### Instructions for the task
The lines wanted are those from the one containing "Decode this image" to the last line of the entries below; output them exactly, leaving out pictures.

::: Data shown

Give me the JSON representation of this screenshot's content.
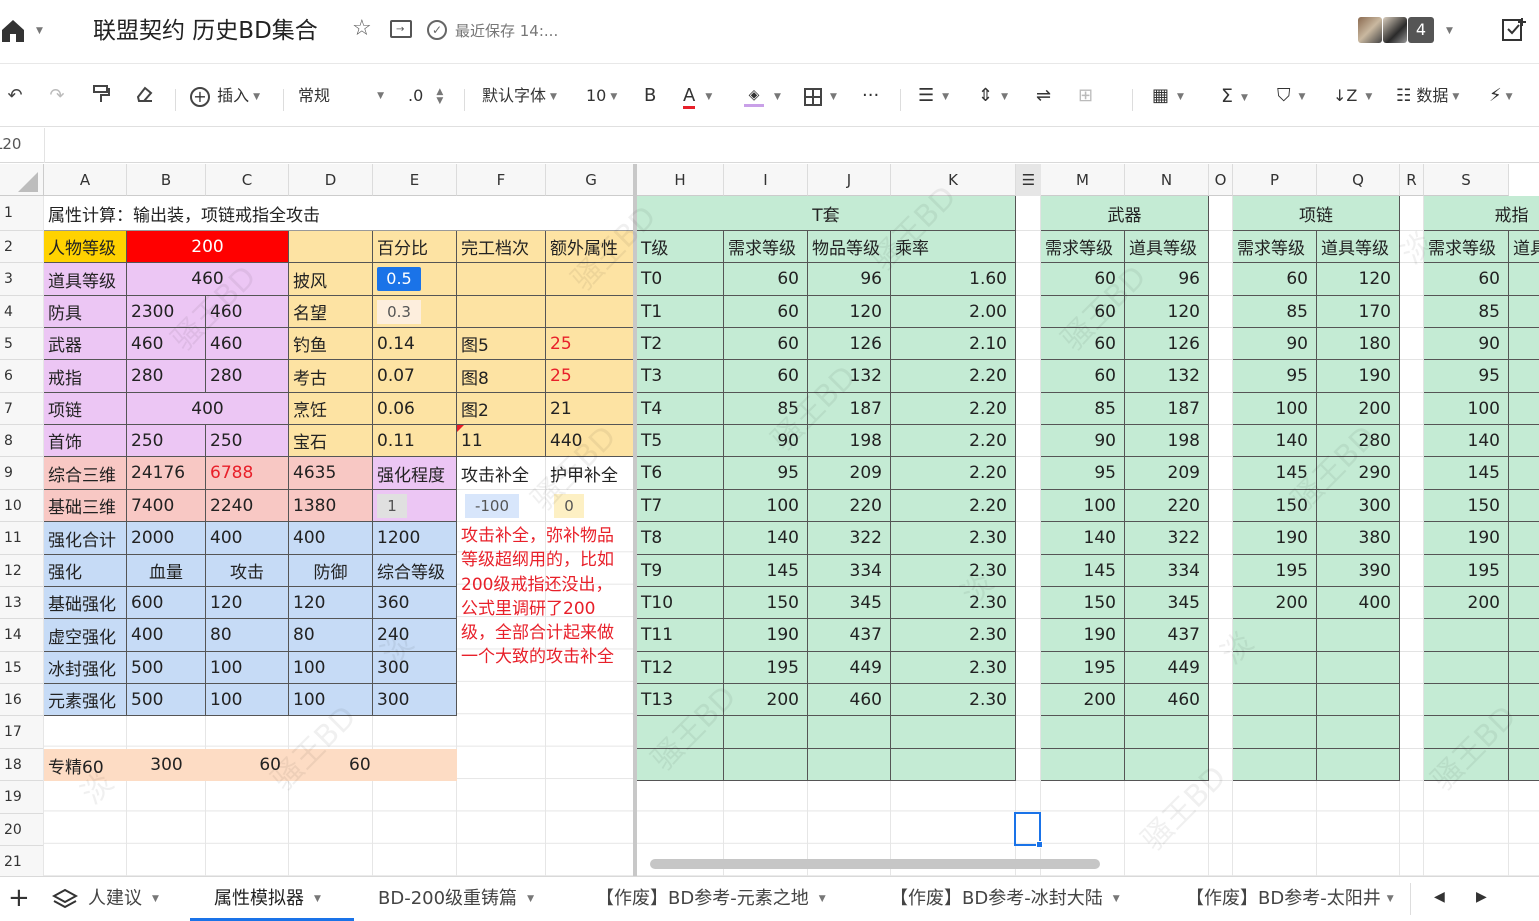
{
  "titlebar": {
    "doc_title": "联盟契约 历史BD集合",
    "save_status": "最近保存 14:...",
    "avatar_count": "4"
  },
  "toolbar": {
    "insert": "插入",
    "format": "常规",
    "decimal": ".0",
    "font": "默认字体",
    "size": "10",
    "bold": "B",
    "font_color": "A",
    "data": "数据"
  },
  "formula_bar": {
    "cell_ref": "L20"
  },
  "columns": [
    "A",
    "B",
    "C",
    "D",
    "E",
    "F",
    "G",
    "H",
    "I",
    "J",
    "K",
    "L",
    "M",
    "N",
    "O",
    "P",
    "Q",
    "R",
    "S"
  ],
  "rows": [
    "1",
    "2",
    "3",
    "4",
    "5",
    "6",
    "7",
    "8",
    "9",
    "10",
    "11",
    "12",
    "13",
    "14",
    "15",
    "16",
    "17",
    "18",
    "19",
    "20",
    "21"
  ],
  "sheet": {
    "r1": {
      "a": "属性计算：输出装，项链戒指全攻击",
      "t_set": "T套",
      "weapon": "武器",
      "necklace": "项链",
      "ring": "戒指"
    },
    "r2": {
      "a": "人物等级",
      "b": "200",
      "e": "百分比",
      "f": "完工档次",
      "g": "额外属性",
      "h": "T级",
      "i": "需求等级",
      "j": "物品等级",
      "k": "乘率",
      "m": "需求等级",
      "n": "道具等级",
      "p": "需求等级",
      "q": "道具等级",
      "s": "需求等级",
      "t": "道具"
    },
    "r3": {
      "a": "道具等级",
      "b": "460",
      "d": "披风",
      "e": "0.5"
    },
    "r4": {
      "a": "防具",
      "b": "2300",
      "c": "460",
      "d": "名望",
      "e": "0.3"
    },
    "r5": {
      "a": "武器",
      "b": "460",
      "c": "460",
      "d": "钓鱼",
      "e": "0.14",
      "f": "图5",
      "g": "25"
    },
    "r6": {
      "a": "戒指",
      "b": "280",
      "c": "280",
      "d": "考古",
      "e": "0.07",
      "f": "图8",
      "g": "25"
    },
    "r7": {
      "a": "项链",
      "b": "400",
      "d": "烹饪",
      "e": "0.06",
      "f": "图2",
      "g": "21"
    },
    "r8": {
      "a": "首饰",
      "b": "250",
      "c": "250",
      "d": "宝石",
      "e": "0.11",
      "f": "11",
      "g": "440"
    },
    "r9": {
      "a": "综合三维",
      "b": "24176",
      "c": "6788",
      "d": "4635",
      "e": "强化程度",
      "f": "攻击补全",
      "g": "护甲补全"
    },
    "r10": {
      "a": "基础三维",
      "b": "7400",
      "c": "2240",
      "d": "1380",
      "e": "1",
      "f": "-100",
      "g": "0"
    },
    "r11": {
      "a": "强化合计",
      "b": "2000",
      "c": "400",
      "d": "400",
      "e": "1200"
    },
    "r12": {
      "a": "强化",
      "b": "血量",
      "c": "攻击",
      "d": "防御",
      "e": "综合等级"
    },
    "r13": {
      "a": "基础强化",
      "b": "600",
      "c": "120",
      "d": "120",
      "e": "360"
    },
    "r14": {
      "a": "虚空强化",
      "b": "400",
      "c": "80",
      "d": "80",
      "e": "240"
    },
    "r15": {
      "a": "冰封强化",
      "b": "500",
      "c": "100",
      "d": "100",
      "e": "300"
    },
    "r16": {
      "a": "元素强化",
      "b": "500",
      "c": "100",
      "d": "100",
      "e": "300"
    },
    "r18": {
      "a": "专精60",
      "b": "300",
      "c": "60",
      "d": "60"
    },
    "note_lines": [
      "攻击补全，弥补物品",
      "等级超纲用的，比如",
      "200级戒指还没出，",
      "公式里调研了200",
      "级，全部合计起来做",
      "一个大致的攻击补全"
    ],
    "tier_rows": [
      {
        "t": "T0",
        "req": "60",
        "item": "96",
        "rate": "1.60",
        "wm": "60",
        "wn": "96",
        "np": "60",
        "nq": "120",
        "rs": "60"
      },
      {
        "t": "T1",
        "req": "60",
        "item": "120",
        "rate": "2.00",
        "wm": "60",
        "wn": "120",
        "np": "85",
        "nq": "170",
        "rs": "85"
      },
      {
        "t": "T2",
        "req": "60",
        "item": "126",
        "rate": "2.10",
        "wm": "60",
        "wn": "126",
        "np": "90",
        "nq": "180",
        "rs": "90"
      },
      {
        "t": "T3",
        "req": "60",
        "item": "132",
        "rate": "2.20",
        "wm": "60",
        "wn": "132",
        "np": "95",
        "nq": "190",
        "rs": "95"
      },
      {
        "t": "T4",
        "req": "85",
        "item": "187",
        "rate": "2.20",
        "wm": "85",
        "wn": "187",
        "np": "100",
        "nq": "200",
        "rs": "100"
      },
      {
        "t": "T5",
        "req": "90",
        "item": "198",
        "rate": "2.20",
        "wm": "90",
        "wn": "198",
        "np": "140",
        "nq": "280",
        "rs": "140"
      },
      {
        "t": "T6",
        "req": "95",
        "item": "209",
        "rate": "2.20",
        "wm": "95",
        "wn": "209",
        "np": "145",
        "nq": "290",
        "rs": "145"
      },
      {
        "t": "T7",
        "req": "100",
        "item": "220",
        "rate": "2.20",
        "wm": "100",
        "wn": "220",
        "np": "150",
        "nq": "300",
        "rs": "150"
      },
      {
        "t": "T8",
        "req": "140",
        "item": "322",
        "rate": "2.30",
        "wm": "140",
        "wn": "322",
        "np": "190",
        "nq": "380",
        "rs": "190"
      },
      {
        "t": "T9",
        "req": "145",
        "item": "334",
        "rate": "2.30",
        "wm": "145",
        "wn": "334",
        "np": "195",
        "nq": "390",
        "rs": "195"
      },
      {
        "t": "T10",
        "req": "150",
        "item": "345",
        "rate": "2.30",
        "wm": "150",
        "wn": "345",
        "np": "200",
        "nq": "400",
        "rs": "200"
      },
      {
        "t": "T11",
        "req": "190",
        "item": "437",
        "rate": "2.30",
        "wm": "190",
        "wn": "437",
        "np": "",
        "nq": "",
        "rs": ""
      },
      {
        "t": "T12",
        "req": "195",
        "item": "449",
        "rate": "2.30",
        "wm": "195",
        "wn": "449",
        "np": "",
        "nq": "",
        "rs": ""
      },
      {
        "t": "T13",
        "req": "200",
        "item": "460",
        "rate": "2.30",
        "wm": "200",
        "wn": "460",
        "np": "",
        "nq": "",
        "rs": ""
      }
    ]
  },
  "watermark": {
    "text1": "骚王BD",
    "text2": "淡"
  },
  "sheet_tabs": [
    "人建议",
    "属性模拟器",
    "BD-200级重铸篇",
    "【作废】BD参考-元素之地",
    "【作废】BD参考-冰封大陆",
    "【作废】BD参考-太阳井"
  ],
  "active_tab": "属性模拟器",
  "colors": {
    "purple": "#ecc6f4",
    "yellow": "#fde3a3",
    "red": "#ff0000",
    "pink": "#f8c8c4",
    "blue": "#c6dbf6",
    "green": "#c4ebd4",
    "orange": "#fddcc4",
    "accent": "#1a73e8"
  }
}
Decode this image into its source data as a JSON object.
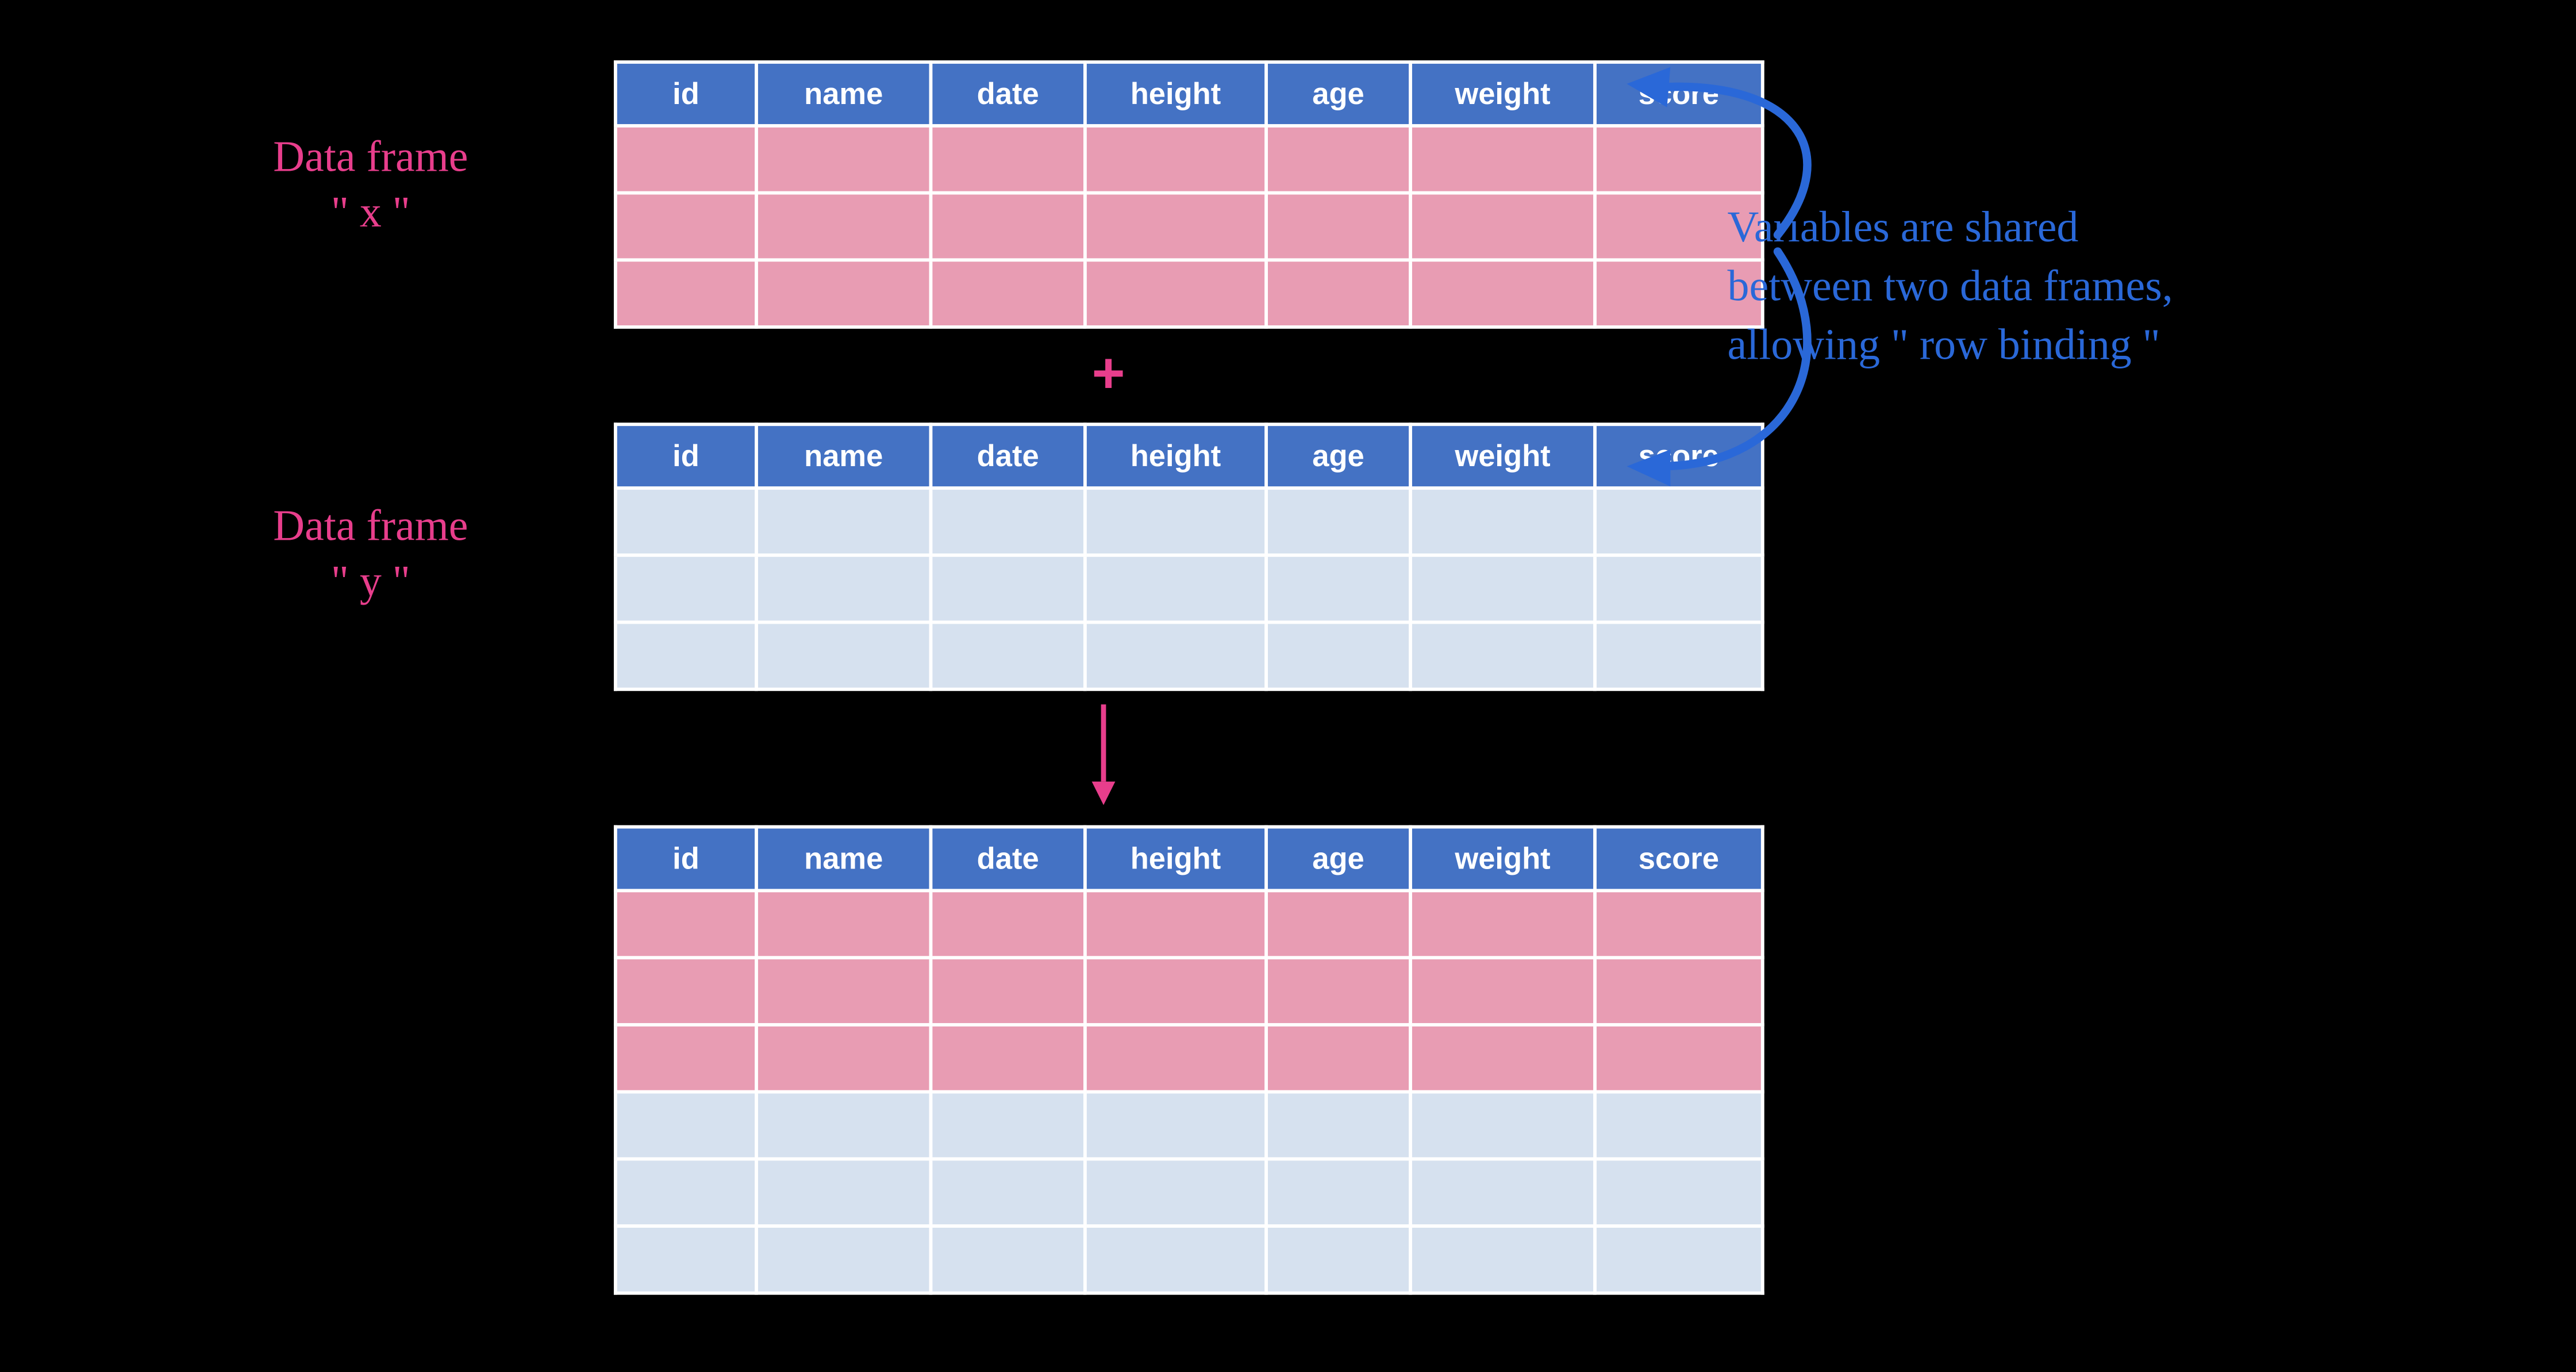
{
  "columns": [
    "id",
    "name",
    "date",
    "height",
    "age",
    "weight",
    "score"
  ],
  "labels": {
    "x_line1": "Data frame",
    "x_line2": "\" x \"",
    "y_line1": "Data frame",
    "y_line2": "\" y \""
  },
  "plus": "+",
  "annotation": {
    "line1": "Variables are shared",
    "line2": "between two data frames,",
    "line3": "allowing  \" row  binding \""
  },
  "tables": {
    "x": {
      "pink_rows": 3,
      "blue_rows": 0
    },
    "y": {
      "pink_rows": 0,
      "blue_rows": 3
    },
    "result": {
      "pink_rows": 3,
      "blue_rows": 3
    }
  },
  "colors": {
    "header": "#4472c4",
    "pink": "#e89cb3",
    "blue": "#d6e1ef",
    "accent": "#e83e8c",
    "note": "#2a68d8",
    "bg": "#000000"
  }
}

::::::

### Solution below
Decode this image into its source data as a JSON object.
{
  "columns": [
    "id",
    "name",
    "date",
    "height",
    "age",
    "weight",
    "score"
  ],
  "labels": {
    "x_line1": "Data frame",
    "x_line2": "\" x \"",
    "y_line1": "Data frame",
    "y_line2": "\" y \""
  },
  "plus": "+",
  "annotation": {
    "line1": "Variables are shared",
    "line2": "between two data frames,",
    "line3": "allowing  \" row  binding \""
  },
  "tables": {
    "x": {
      "pink_rows": 3,
      "blue_rows": 0
    },
    "y": {
      "pink_rows": 0,
      "blue_rows": 3
    },
    "result": {
      "pink_rows": 3,
      "blue_rows": 3
    }
  },
  "colors": {
    "header": "#4472c4",
    "pink": "#e89cb3",
    "blue": "#d6e1ef",
    "accent": "#e83e8c",
    "note": "#2a68d8",
    "bg": "#000000"
  }
}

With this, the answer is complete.